> [Task to carry out] The response must consist of all the records, retyped exactly.

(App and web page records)

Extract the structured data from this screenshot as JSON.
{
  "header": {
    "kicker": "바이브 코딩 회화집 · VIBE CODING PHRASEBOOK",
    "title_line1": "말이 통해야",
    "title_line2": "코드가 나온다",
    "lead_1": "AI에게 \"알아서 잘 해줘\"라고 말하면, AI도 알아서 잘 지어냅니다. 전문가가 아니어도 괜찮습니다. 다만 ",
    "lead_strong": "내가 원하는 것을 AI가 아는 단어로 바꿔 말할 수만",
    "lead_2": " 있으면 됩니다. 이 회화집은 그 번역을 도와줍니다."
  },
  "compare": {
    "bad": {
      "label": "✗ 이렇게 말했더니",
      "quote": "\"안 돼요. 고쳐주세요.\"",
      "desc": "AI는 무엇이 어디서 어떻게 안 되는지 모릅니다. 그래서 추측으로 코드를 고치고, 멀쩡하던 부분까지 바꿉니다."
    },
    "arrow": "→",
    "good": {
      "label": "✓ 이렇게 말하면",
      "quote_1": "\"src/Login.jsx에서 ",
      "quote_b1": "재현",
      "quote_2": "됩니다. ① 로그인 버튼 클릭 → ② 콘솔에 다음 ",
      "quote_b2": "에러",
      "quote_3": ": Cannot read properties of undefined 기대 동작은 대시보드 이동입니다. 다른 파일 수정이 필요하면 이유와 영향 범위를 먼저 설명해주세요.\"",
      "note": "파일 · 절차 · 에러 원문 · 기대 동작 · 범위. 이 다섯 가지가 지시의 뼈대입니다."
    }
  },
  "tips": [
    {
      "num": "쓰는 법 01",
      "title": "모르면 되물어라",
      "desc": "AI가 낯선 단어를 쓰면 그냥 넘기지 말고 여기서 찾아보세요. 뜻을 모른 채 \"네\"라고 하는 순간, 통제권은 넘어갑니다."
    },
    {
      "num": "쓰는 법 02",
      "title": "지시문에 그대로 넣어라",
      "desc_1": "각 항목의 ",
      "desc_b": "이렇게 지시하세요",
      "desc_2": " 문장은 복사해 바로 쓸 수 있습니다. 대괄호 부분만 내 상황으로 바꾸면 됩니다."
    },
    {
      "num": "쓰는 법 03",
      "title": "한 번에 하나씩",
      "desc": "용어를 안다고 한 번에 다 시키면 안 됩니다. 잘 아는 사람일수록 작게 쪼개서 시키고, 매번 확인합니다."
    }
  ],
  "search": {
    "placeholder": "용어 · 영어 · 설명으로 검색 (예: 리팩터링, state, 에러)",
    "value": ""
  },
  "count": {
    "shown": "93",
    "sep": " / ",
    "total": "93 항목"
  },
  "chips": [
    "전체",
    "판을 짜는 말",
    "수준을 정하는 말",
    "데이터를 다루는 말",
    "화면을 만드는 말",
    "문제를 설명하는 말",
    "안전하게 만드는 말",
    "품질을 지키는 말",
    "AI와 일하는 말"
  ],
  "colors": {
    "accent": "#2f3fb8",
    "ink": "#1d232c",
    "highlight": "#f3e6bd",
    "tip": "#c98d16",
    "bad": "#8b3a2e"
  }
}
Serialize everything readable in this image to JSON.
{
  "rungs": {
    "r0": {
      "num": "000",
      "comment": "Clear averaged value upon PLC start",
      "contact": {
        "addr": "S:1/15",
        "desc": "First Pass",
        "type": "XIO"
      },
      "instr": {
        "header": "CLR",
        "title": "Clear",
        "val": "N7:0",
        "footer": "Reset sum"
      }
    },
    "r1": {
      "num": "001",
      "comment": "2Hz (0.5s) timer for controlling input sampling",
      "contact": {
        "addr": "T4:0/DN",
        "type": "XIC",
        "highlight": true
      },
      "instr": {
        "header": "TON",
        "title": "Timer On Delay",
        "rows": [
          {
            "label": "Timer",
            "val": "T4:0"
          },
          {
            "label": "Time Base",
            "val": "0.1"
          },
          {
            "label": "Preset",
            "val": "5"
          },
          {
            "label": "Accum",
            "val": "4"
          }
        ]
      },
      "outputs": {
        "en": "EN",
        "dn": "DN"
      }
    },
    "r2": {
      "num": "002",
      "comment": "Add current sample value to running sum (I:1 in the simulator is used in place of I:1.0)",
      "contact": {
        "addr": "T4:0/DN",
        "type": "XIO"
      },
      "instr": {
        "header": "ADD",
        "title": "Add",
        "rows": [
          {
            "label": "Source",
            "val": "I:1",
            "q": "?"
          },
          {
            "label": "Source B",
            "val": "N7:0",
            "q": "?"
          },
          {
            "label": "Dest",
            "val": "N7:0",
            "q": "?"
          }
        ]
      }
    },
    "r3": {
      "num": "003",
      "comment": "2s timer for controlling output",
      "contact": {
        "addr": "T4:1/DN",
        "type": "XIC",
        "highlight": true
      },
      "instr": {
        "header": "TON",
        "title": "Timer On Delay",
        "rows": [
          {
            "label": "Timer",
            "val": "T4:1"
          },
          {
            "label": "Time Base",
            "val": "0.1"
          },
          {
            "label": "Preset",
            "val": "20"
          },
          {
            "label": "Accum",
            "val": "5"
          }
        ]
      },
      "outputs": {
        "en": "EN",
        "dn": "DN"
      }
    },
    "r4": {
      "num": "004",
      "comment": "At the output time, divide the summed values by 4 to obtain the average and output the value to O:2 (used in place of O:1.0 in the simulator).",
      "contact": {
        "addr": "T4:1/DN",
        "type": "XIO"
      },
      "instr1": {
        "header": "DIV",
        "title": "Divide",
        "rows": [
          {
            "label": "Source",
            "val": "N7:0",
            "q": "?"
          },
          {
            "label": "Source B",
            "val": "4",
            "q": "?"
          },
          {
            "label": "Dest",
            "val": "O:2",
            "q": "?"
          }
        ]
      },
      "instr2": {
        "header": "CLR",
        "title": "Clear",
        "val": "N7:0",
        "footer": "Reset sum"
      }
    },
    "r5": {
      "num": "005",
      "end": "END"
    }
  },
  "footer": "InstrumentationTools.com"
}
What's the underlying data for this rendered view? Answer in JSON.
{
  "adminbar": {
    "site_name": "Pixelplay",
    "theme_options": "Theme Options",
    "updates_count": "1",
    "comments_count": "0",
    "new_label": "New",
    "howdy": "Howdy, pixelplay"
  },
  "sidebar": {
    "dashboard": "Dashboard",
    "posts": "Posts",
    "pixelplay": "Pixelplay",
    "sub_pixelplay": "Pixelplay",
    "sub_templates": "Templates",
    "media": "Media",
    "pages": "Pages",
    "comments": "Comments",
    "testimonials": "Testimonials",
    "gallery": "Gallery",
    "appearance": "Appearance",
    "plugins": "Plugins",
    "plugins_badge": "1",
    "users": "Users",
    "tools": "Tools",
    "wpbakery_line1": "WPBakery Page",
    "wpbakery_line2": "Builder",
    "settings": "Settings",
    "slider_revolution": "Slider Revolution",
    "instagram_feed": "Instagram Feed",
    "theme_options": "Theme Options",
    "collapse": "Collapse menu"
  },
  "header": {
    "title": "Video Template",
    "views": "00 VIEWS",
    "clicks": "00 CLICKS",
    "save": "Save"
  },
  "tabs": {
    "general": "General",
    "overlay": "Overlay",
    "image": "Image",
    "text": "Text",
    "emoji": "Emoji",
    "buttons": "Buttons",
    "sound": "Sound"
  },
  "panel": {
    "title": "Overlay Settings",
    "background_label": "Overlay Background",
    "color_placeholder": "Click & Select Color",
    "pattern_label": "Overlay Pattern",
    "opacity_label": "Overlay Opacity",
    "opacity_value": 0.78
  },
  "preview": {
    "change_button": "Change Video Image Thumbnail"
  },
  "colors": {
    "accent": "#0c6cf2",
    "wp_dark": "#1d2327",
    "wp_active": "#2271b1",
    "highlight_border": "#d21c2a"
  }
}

> [Expected answer]
Extract the structured data from this screenshot as JSON.
{
  "header": {
    "kicker": "바이브 코딩 회화집 · VIBE CODING PHRASEBOOK",
    "title_line1": "말이 통해야",
    "title_line2": "코드가 나온다",
    "lead_1": "AI에게 \"알아서 잘 해줘\"라고 말하면, AI도 알아서 잘 지어냅니다. 전문가가 아니어도 괜찮습니다. 다만 ",
    "lead_strong": "내가 원하는 것을 AI가 아는 단어로 바꿔 말할 수만",
    "lead_2": " 있으면 됩니다. 이 회화집은 그 번역을 도와줍니다."
  },
  "compare": {
    "bad": {
      "label": "✗ 이렇게 말했더니",
      "quote": "\"안 돼요. 고쳐주세요.\"",
      "desc": "AI는 무엇이 어디서 어떻게 안 되는지 모릅니다. 그래서 추측으로 코드를 고치고, 멀쩡하던 부분까지 바꿉니다."
    },
    "arrow": "→",
    "good": {
      "label": "✓ 이렇게 말하면",
      "quote_1": "\"src/Login.jsx에서 ",
      "quote_b1": "재현",
      "quote_2": "됩니다. ① 로그인 버튼 클릭 → ② 콘솔에 다음 ",
      "quote_b2": "에러",
      "quote_3": ": Cannot read properties of undefined 기대 동작은 대시보드 이동입니다. 다른 파일 수정이 필요하면 이유와 영향 범위를 먼저 설명해주세요.\"",
      "note": "파일 · 절차 · 에러 원문 · 기대 동작 · 범위. 이 다섯 가지가 지시의 뼈대입니다."
    }
  },
  "tips": [
    {
      "num": "쓰는 법 01",
      "title": "모르면 되물어라",
      "desc": "AI가 낯선 단어를 쓰면 그냥 넘기지 말고 여기서 찾아보세요. 뜻을 모른 채 \"네\"라고 하는 순간, 통제권은 넘어갑니다."
    },
    {
      "num": "쓰는 법 02",
      "title": "지시문에 그대로 넣어라",
      "desc_1": "각 항목의 ",
      "desc_b": "이렇게 지시하세요",
      "desc_2": " 문장은 복사해 바로 쓸 수 있습니다. 대괄호 부분만 내 상황으로 바꾸면 됩니다."
    },
    {
      "num": "쓰는 법 03",
      "title": "한 번에 하나씩",
      "desc": "용어를 안다고 한 번에 다 시키면 안 됩니다. 잘 아는 사람일수록 작게 쪼개서 시키고, 매번 확인합니다."
    }
  ],
  "search": {
    "placeholder": "용어 · 영어 · 설명으로 검색 (예: 리팩터링, state, 에러)",
    "value": ""
  },
  "count": {
    "shown": "93",
    "sep": " / ",
    "total": "93 항목"
  },
  "chips": [
    "전체",
    "판을 짜는 말",
    "수준을 정하는 말",
    "데이터를 다루는 말",
    "화면을 만드는 말",
    "문제를 설명하는 말",
    "안전하게 만드는 말",
    "품질을 지키는 말",
    "AI와 일하는 말"
  ],
  "colors": {
    "accent": "#2f3fb8",
    "ink": "#1d232c",
    "highlight": "#f3e6bd",
    "tip": "#c98d16",
    "bad": "#8b3a2e"
  }
}
Serialize everything readable in this image to JSON.
{
  "rungs": {
    "r0": {
      "num": "000",
      "comment": "Clear averaged value upon PLC start",
      "contact": {
        "addr": "S:1/15",
        "desc": "First Pass",
        "type": "XIO"
      },
      "instr": {
        "header": "CLR",
        "title": "Clear",
        "val": "N7:0",
        "footer": "Reset sum"
      }
    },
    "r1": {
      "num": "001",
      "comment": "2Hz (0.5s) timer for controlling input sampling",
      "contact": {
        "addr": "T4:0/DN",
        "type": "XIC",
        "highlight": true
      },
      "instr": {
        "header": "TON",
        "title": "Timer On Delay",
        "rows": [
          {
            "label": "Timer",
            "val": "T4:0"
          },
          {
            "label": "Time Base",
            "val": "0.1"
          },
          {
            "label": "Preset",
            "val": "5"
          },
          {
            "label": "Accum",
            "val": "4"
          }
        ]
      },
      "outputs": {
        "en": "EN",
        "dn": "DN"
      }
    },
    "r2": {
      "num": "002",
      "comment": "Add current sample value to running sum (I:1 in the simulator is used in place of I:1.0)",
      "contact": {
        "addr": "T4:0/DN",
        "type": "XIO"
      },
      "instr": {
        "header": "ADD",
        "title": "Add",
        "rows": [
          {
            "label": "Source",
            "val": "I:1",
            "q": "?"
          },
          {
            "label": "Source B",
            "val": "N7:0",
            "q": "?"
          },
          {
            "label": "Dest",
            "val": "N7:0",
            "q": "?"
          }
        ]
      }
    },
    "r3": {
      "num": "003",
      "comment": "2s timer for controlling output",
      "contact": {
        "addr": "T4:1/DN",
        "type": "XIC",
        "highlight": true
      },
      "instr": {
        "header": "TON",
        "title": "Timer On Delay",
        "rows": [
          {
            "label": "Timer",
            "val": "T4:1"
          },
          {
            "label": "Time Base",
            "val": "0.1"
          },
          {
            "label": "Preset",
            "val": "20"
          },
          {
            "label": "Accum",
            "val": "5"
          }
        ]
      },
      "outputs": {
        "en": "EN",
        "dn": "DN"
      }
    },
    "r4": {
      "num": "004",
      "comment": "At the output time, divide the summed values by 4 to obtain the average and output the value to O:2 (used in place of O:1.0 in the simulator).",
      "contact": {
        "addr": "T4:1/DN",
        "type": "XIO"
      },
      "instr1": {
        "header": "DIV",
        "title": "Divide",
        "rows": [
          {
            "label": "Source",
            "val": "N7:0",
            "q": "?"
          },
          {
            "label": "Source B",
            "val": "4",
            "q": "?"
          },
          {
            "label": "Dest",
            "val": "O:2",
            "q": "?"
          }
        ]
      },
      "instr2": {
        "header": "CLR",
        "title": "Clear",
        "val": "N7:0",
        "footer": "Reset sum"
      }
    },
    "r5": {
      "num": "005",
      "end": "END"
    }
  },
  "footer": "InstrumentationTools.com"
}
What's the underlying data for this rendered view? Answer in JSON.
{
  "adminbar": {
    "site_name": "Pixelplay",
    "theme_options": "Theme Options",
    "updates_count": "1",
    "comments_count": "0",
    "new_label": "New",
    "howdy": "Howdy, pixelplay"
  },
  "sidebar": {
    "dashboard": "Dashboard",
    "posts": "Posts",
    "pixelplay": "Pixelplay",
    "sub_pixelplay": "Pixelplay",
    "sub_templates": "Templates",
    "media": "Media",
    "pages": "Pages",
    "comments": "Comments",
    "testimonials": "Testimonials",
    "gallery": "Gallery",
    "appearance": "Appearance",
    "plugins": "Plugins",
    "plugins_badge": "1",
    "users": "Users",
    "tools": "Tools",
    "wpbakery_line1": "WPBakery Page",
    "wpbakery_line2": "Builder",
    "settings": "Settings",
    "slider_revolution": "Slider Revolution",
    "instagram_feed": "Instagram Feed",
    "theme_options": "Theme Options",
    "collapse": "Collapse menu"
  },
  "header": {
    "title": "Video Template",
    "views": "00 VIEWS",
    "clicks": "00 CLICKS",
    "save": "Save"
  },
  "tabs": {
    "general": "General",
    "overlay": "Overlay",
    "image": "Image",
    "text": "Text",
    "emoji": "Emoji",
    "buttons": "Buttons",
    "sound": "Sound"
  },
  "panel": {
    "title": "Overlay Settings",
    "background_label": "Overlay Background",
    "color_placeholder": "Click & Select Color",
    "pattern_label": "Overlay Pattern",
    "opacity_label": "Overlay Opacity",
    "opacity_value": 0.78
  },
  "preview": {
    "change_button": "Change Video Image Thumbnail"
  },
  "colors": {
    "accent": "#0c6cf2",
    "wp_dark": "#1d2327",
    "wp_active": "#2271b1",
    "highlight_border": "#d21c2a"
  }
}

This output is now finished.